monitor_side

This week I’ve delivered 4 short virtual training courses (1 x 2 hour course and 3 x 1 hour courses) and decided to experiment with using video. I went “all the way”, leaving the camera on throughout the entire course.

I “appeared” on each delegate’s screen in a small window which meant that they could see me whilst also watching my presentation or software demo, although I guess if any of them had a second monitor they could have made the video window full-screen and had my face in 24 inches of screen real estate!

The Setup (Technical Bit)

The photo above shows my setup. I was delivering SharePoint training and was in a small meeting room hence the untidy cables. The USB webcam is clipped to the top of the laptop monitor.
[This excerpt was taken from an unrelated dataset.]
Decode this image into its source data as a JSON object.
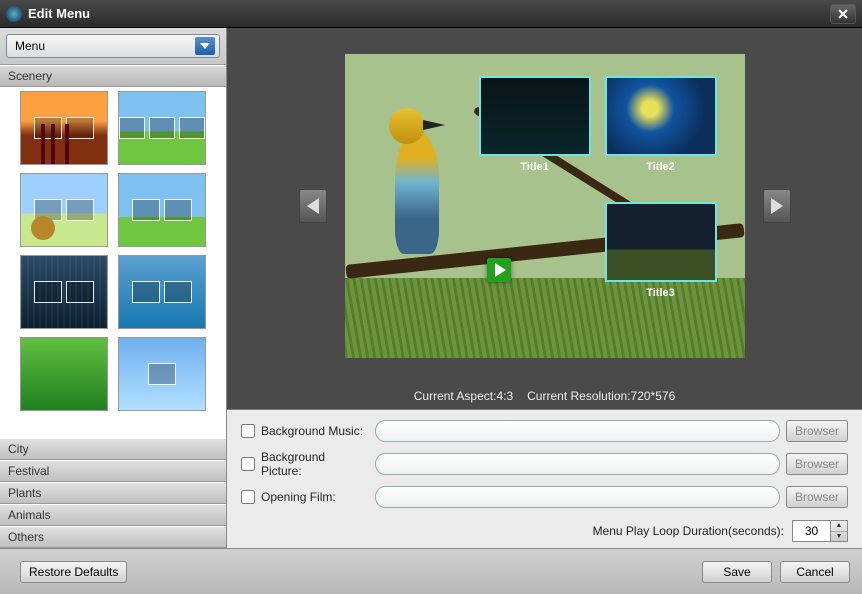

Compared to the built-in camera, the quality of the USB camera is much better.

I shared the laptop monitor in Webex and used the external monitor to display the Chat Panel and the Participants Panel, which lists the names of the attendees. If video has been enabled for the meeting, the top half of the Participants Panel displays the output from the Host’s webcam.

The external monitor also has my “speakers notes” for when I’m delivering a PowerPoint presentation as well as any other applications that I want to “hide” at the start and bring in as and when (I just drag them onto the monitor that’s being shared).

As an aside, if you’re wondering about the headset, we use a teleconferencing service for the audio, rather than VOIP. However, rather than using a telephone, I dial in to the teleconferencing service using Microsoft Lync as the quality is much better (less echo and less background noise than using a hands-free telephone on loudspeaker).

I do have a telephone in the room as a backup in case a) Lync fails b) my PC crashes. I can then dial into the teleconference using the phone to continue to communicate with the attendees.

monitor_behind

During the first course, I quickly realised that my eyes regularly shifted to the right as I kept my eye on the chat and any other windows that were on my external monitor. Consequently, for the subsequent courses, I positioned the external monitor behind the laptop which meant that I was always facing the camera, and therefore, my audience (think TV presenter).

Do you use video whilst delivering virtual training? I’d welcome your comments